(“Abraded” is a fancy medical term for “scratched” that I didn’t learn until much later.)
I was 8 years old and in second grade. It was a Friday, and unusually windy even by South Dakota standards. The wind was out of the east and blowing so hard that it was almost horizontal. After school, I had to walk directly into the wind to get to my carpool that would take me to my weekly Girl Scout meeting, and the wind blew some dirt or debris of some kind into my left eye.
All my life, people had told me not to rub my eyes, but no one had ever tried to explain why.

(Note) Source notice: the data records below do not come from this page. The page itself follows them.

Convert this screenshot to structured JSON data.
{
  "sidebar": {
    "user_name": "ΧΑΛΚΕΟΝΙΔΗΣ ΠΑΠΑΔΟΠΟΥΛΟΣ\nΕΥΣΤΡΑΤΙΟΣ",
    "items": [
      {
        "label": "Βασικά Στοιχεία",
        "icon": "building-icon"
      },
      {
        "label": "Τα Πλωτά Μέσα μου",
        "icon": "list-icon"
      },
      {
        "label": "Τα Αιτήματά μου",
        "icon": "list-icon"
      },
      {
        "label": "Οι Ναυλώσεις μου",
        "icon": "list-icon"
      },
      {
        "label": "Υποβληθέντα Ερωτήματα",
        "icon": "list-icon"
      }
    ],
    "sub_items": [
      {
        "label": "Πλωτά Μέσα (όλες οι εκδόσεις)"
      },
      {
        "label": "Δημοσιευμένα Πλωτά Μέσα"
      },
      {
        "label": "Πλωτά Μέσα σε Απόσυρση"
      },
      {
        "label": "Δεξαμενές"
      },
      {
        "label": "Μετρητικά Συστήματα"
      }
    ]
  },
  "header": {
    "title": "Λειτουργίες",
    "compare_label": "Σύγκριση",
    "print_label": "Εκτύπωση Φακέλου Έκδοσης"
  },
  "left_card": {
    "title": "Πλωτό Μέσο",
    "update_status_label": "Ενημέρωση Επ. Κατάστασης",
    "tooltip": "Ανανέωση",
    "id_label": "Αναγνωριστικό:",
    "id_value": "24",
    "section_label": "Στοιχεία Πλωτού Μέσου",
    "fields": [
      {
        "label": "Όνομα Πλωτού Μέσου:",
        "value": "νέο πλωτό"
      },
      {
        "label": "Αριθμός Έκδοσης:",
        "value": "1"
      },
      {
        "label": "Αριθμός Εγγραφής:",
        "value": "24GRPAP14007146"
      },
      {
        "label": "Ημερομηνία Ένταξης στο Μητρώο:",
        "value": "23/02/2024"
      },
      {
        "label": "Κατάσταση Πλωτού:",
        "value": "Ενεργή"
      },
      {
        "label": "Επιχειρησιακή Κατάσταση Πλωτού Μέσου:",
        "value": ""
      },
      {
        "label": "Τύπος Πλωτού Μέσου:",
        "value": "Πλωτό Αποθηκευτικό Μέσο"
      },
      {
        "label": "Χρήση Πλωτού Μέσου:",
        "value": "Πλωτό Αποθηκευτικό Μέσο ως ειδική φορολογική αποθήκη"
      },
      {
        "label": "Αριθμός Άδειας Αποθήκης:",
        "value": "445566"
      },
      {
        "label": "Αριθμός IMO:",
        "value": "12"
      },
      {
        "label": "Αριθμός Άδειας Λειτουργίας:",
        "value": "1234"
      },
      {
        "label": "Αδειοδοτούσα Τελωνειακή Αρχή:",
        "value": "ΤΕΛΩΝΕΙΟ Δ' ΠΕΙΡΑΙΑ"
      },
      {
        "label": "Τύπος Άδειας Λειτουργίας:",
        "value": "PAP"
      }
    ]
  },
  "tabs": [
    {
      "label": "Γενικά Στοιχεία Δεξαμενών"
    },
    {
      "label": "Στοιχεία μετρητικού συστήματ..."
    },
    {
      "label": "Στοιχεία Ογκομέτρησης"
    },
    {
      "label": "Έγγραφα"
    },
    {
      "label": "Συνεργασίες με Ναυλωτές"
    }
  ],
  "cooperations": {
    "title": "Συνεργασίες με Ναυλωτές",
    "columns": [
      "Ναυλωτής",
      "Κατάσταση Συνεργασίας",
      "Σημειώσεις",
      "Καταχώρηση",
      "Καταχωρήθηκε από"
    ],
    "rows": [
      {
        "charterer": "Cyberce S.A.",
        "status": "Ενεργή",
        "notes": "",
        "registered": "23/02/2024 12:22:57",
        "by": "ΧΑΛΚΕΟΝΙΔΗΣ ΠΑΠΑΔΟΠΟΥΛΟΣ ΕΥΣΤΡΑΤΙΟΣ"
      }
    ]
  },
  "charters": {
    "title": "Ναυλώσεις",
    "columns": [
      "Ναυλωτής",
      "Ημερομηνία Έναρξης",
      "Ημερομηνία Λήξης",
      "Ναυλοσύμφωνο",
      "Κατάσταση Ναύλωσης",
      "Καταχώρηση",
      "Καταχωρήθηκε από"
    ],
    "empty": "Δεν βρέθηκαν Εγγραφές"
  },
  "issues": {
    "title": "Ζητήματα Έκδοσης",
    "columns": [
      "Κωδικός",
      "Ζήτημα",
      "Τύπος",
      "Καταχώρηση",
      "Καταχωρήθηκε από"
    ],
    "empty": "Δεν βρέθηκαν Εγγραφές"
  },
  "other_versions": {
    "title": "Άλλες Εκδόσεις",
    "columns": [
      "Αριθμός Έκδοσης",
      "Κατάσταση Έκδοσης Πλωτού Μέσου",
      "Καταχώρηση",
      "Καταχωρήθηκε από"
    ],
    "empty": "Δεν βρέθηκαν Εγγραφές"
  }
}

And I didn’t know any other way to dislodge foreign objects from my eye, so I just kept rubbing it, and it just kept hurting, and so on in a vicious cycle.
So on the off-chance that there are any little kids reading this, let me pause for this public service announcement: Don’t rub your eyes, kids, because you could accidentally scratch your eyeball, and that really, really hurts.